CIaaS providers coordinate the full real estate process with customers and develop on their behalf. They procure and install the EVSE hardware. And they operate and maintain the site including the chargers. Essentially, CIaaS allows fleets to “push the easy button” on charging.
Charging Infrastructure as a Service addresses many of the limitations of other models. Reliability, availability, and speed of charging is typically guaranteed through SLAs. Because they are most often greenfield developments, CIaaS sites can be purpose-built at the right size and power scale, in the right location to meet the fleet’s needs. And the CIaaS provider dedicates the personnel and deploys the capital.
Charging Infrastructure as a Service may be ideal for:
- Fleets that are ready to move beyond small-scale pilots but are space- or power-constrained at current facilities
- Fleets that depend on reliable, dedicated fast charging to ensure operational efficiency
- Fleets with highly bespoke needs such as on-site data centers or very specific location requirements (e.g. near a distribution center or along a route)
- Fleets not able or interested in expending capital on site development or dedicating personnel to operations
Charging Infrastructure as a Service is likely not ideal for:
- Fleets not able or interested in moving at least some operational elements (even if not vehicle domicile) off-site
Voltera’s Charging Infrastructure as a Service solution is characterized by unmatched integration and expertise. More than just charging infrastructure, ours is a comprehensive solution that includes on-site amenities such as data centers and maintenance bays, and a commitment to ongoing operations management for maximum uptime. This level of integration and expertise ensures that fleet operators can rely on a single partner to deliver everything needed to accelerate their transition to zero-emission vehicles.
Explore Which Solution May Be Right for Your Fleet
There is no one-size-fits-all solution, and navigating the path to find the right solution for your fleet can be tricky. But knowing is half the battle, and educating yourself on how these solutions stack up can save you a tremendous amount of headache.
If you’re interested in learning more about the consideration factors that determine which solution (or mix of solutions) is best for your fleet, check out our new Playbook: Finding the Right Solution for Fleet Electrification at Scale.

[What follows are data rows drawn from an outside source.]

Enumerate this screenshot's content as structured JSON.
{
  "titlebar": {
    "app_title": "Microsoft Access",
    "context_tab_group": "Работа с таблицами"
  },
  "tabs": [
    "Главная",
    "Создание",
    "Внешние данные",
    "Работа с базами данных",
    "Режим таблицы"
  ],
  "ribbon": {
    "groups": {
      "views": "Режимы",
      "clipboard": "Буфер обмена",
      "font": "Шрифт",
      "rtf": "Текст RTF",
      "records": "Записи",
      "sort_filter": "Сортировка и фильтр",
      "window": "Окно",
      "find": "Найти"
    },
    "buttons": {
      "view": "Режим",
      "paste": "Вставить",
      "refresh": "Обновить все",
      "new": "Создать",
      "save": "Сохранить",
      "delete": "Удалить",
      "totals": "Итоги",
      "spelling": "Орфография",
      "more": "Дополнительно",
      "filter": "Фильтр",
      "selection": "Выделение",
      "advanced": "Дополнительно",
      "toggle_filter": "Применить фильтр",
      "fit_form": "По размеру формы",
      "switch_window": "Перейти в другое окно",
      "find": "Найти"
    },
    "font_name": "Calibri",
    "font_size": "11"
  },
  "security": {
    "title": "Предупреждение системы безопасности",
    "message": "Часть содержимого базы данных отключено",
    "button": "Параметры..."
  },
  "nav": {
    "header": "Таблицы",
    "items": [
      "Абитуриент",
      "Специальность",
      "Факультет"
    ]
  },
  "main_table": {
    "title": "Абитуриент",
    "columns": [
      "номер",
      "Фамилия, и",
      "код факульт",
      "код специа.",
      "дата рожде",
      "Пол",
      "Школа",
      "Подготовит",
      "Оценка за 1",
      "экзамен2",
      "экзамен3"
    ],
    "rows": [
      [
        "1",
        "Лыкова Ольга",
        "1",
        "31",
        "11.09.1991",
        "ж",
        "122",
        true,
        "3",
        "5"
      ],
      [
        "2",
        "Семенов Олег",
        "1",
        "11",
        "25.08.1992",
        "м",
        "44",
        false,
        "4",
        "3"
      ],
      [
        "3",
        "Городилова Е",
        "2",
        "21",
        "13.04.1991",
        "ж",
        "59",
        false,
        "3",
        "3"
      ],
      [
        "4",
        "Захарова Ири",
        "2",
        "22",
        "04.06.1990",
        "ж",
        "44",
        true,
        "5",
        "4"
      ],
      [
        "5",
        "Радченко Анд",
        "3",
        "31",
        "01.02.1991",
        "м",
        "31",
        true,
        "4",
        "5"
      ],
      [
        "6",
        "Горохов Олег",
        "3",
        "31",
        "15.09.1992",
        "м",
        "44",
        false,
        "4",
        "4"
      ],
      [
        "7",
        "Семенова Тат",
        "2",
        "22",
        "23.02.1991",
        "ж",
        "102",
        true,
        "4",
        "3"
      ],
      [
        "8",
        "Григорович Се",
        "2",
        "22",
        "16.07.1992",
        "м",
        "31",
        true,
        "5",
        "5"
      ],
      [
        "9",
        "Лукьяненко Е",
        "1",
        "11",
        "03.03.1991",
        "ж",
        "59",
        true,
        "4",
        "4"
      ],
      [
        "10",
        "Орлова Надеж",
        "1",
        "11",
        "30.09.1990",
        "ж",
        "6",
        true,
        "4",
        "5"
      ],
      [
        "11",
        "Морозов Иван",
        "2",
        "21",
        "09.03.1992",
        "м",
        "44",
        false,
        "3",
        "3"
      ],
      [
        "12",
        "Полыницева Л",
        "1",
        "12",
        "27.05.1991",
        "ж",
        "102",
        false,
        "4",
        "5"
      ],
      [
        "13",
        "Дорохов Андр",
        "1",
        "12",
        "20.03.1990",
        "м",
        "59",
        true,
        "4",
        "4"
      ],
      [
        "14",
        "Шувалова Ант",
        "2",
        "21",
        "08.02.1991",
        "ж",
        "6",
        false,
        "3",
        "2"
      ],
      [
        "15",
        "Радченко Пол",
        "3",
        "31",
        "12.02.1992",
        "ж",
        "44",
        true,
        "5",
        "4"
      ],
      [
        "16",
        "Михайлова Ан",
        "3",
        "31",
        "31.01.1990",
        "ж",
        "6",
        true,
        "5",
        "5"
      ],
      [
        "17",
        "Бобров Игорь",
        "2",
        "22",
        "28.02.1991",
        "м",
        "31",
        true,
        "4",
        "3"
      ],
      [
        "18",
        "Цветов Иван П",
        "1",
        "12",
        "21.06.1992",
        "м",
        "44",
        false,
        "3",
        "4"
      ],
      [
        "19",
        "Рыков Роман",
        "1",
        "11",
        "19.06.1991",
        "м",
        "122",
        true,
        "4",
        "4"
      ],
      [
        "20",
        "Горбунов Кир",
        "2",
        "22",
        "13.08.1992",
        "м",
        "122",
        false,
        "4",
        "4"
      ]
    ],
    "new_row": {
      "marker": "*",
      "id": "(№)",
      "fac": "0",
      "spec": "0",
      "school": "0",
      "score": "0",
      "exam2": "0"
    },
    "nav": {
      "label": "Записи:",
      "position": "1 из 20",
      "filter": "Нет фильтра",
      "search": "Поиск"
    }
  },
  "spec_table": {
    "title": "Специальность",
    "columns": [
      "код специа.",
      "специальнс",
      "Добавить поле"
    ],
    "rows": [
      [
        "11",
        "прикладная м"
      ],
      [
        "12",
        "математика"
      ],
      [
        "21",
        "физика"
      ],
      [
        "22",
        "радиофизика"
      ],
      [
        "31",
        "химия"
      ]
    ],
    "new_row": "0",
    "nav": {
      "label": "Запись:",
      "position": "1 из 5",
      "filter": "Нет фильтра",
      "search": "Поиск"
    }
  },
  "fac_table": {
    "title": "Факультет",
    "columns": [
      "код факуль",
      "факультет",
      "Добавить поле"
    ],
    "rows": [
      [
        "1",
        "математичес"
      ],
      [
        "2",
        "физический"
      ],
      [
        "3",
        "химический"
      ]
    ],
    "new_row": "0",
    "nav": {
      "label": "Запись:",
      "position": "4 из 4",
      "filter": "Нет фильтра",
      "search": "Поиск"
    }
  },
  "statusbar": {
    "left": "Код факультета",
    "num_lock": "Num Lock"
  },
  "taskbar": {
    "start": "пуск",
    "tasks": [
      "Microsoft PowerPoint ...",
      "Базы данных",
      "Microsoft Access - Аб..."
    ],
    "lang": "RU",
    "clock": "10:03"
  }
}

If you’d like to learn how we can help you navigate electrifying your fleet please reach out at the link below.